**WHAT YOU ARE ASKED TO DO:** Nothing is to be left out; print all the entries exactly.

[Page and application data records]
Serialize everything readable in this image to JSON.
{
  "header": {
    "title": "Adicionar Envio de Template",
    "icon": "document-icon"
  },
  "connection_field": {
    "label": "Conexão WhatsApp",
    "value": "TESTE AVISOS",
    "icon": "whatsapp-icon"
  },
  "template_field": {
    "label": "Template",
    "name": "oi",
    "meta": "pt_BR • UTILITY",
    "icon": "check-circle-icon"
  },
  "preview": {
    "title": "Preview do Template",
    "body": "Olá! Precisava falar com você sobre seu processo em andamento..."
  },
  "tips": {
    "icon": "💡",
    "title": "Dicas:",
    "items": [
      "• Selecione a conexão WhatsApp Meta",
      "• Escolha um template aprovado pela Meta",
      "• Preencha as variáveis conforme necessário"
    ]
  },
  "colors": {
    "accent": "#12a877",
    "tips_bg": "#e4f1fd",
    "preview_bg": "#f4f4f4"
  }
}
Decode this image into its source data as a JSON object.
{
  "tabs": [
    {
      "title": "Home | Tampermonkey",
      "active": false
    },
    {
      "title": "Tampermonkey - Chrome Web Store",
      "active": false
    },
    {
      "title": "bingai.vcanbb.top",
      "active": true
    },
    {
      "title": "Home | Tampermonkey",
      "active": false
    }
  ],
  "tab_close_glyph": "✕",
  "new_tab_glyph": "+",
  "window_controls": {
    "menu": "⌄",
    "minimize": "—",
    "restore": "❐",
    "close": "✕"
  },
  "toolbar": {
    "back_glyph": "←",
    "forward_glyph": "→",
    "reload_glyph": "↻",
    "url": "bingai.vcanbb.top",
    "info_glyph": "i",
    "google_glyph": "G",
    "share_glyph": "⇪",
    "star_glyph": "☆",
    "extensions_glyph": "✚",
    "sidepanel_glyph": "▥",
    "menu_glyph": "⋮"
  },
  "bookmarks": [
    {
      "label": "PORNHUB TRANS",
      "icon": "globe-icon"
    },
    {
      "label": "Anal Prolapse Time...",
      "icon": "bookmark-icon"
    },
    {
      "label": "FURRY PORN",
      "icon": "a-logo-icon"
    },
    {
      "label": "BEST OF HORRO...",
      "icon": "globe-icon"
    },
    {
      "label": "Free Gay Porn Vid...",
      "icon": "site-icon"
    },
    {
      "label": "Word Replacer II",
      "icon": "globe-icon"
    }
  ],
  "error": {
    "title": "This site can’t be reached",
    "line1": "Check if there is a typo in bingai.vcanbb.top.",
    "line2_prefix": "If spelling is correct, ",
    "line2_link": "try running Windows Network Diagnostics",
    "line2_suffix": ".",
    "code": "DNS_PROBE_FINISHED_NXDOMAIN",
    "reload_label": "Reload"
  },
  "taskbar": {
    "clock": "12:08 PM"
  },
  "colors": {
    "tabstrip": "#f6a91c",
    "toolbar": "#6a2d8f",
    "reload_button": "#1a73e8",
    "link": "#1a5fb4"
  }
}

**RESPONSE TO THIS EXERCISE:**
Serialize everything readable in this image to JSON.
{
  "header": {
    "title": "Adicionar Envio de Template",
    "icon": "document-icon"
  },
  "connection_field": {
    "label": "Conexão WhatsApp",
    "value": "TESTE AVISOS",
    "icon": "whatsapp-icon"
  },
  "template_field": {
    "label": "Template",
    "name": "oi",
    "meta": "pt_BR • UTILITY",
    "icon": "check-circle-icon"
  },
  "preview": {
    "title": "Preview do Template",
    "body": "Olá! Precisava falar com você sobre seu processo em andamento..."
  },
  "tips": {
    "icon": "💡",
    "title": "Dicas:",
    "items": [
      "• Selecione a conexão WhatsApp Meta",
      "• Escolha um template aprovado pela Meta",
      "• Preencha as variáveis conforme necessário"
    ]
  },
  "colors": {
    "accent": "#12a877",
    "tips_bg": "#e4f1fd",
    "preview_bg": "#f4f4f4"
  }
}
Decode this image into its source data as a JSON object.
{
  "tabs": [
    {
      "title": "Home | Tampermonkey",
      "active": false
    },
    {
      "title": "Tampermonkey - Chrome Web Store",
      "active": false
    },
    {
      "title": "bingai.vcanbb.top",
      "active": true
    },
    {
      "title": "Home | Tampermonkey",
      "active": false
    }
  ],
  "tab_close_glyph": "✕",
  "new_tab_glyph": "+",
  "window_controls": {
    "menu": "⌄",
    "minimize": "—",
    "restore": "❐",
    "close": "✕"
  },
  "toolbar": {
    "back_glyph": "←",
    "forward_glyph": "→",
    "reload_glyph": "↻",
    "url": "bingai.vcanbb.top",
    "info_glyph": "i",
    "google_glyph": "G",
    "share_glyph": "⇪",
    "star_glyph": "☆",
    "extensions_glyph": "✚",
    "sidepanel_glyph": "▥",
    "menu_glyph": "⋮"
  },
  "bookmarks": [
    {
      "label": "PORNHUB TRANS",
      "icon": "globe-icon"
    },
    {
      "label": "Anal Prolapse Time...",
      "icon": "bookmark-icon"
    },
    {
      "label": "FURRY PORN",
      "icon": "a-logo-icon"
    },
    {
      "label": "BEST OF HORRO...",
      "icon": "globe-icon"
    },
    {
      "label": "Free Gay Porn Vid...",
      "icon": "site-icon"
    },
    {
      "label": "Word Replacer II",
      "icon": "globe-icon"
    }
  ],
  "error": {
    "title": "This site can’t be reached",
    "line1": "Check if there is a typo in bingai.vcanbb.top.",
    "line2_prefix": "If spelling is correct, ",
    "line2_link": "try running Windows Network Diagnostics",
    "line2_suffix": ".",
    "code": "DNS_PROBE_FINISHED_NXDOMAIN",
    "reload_label": "Reload"
  },
  "taskbar": {
    "clock": "12:08 PM"
  },
  "colors": {
    "tabstrip": "#f6a91c",
    "toolbar": "#6a2d8f",
    "reload_button": "#1a73e8",
    "link": "#1a5fb4"
  }
}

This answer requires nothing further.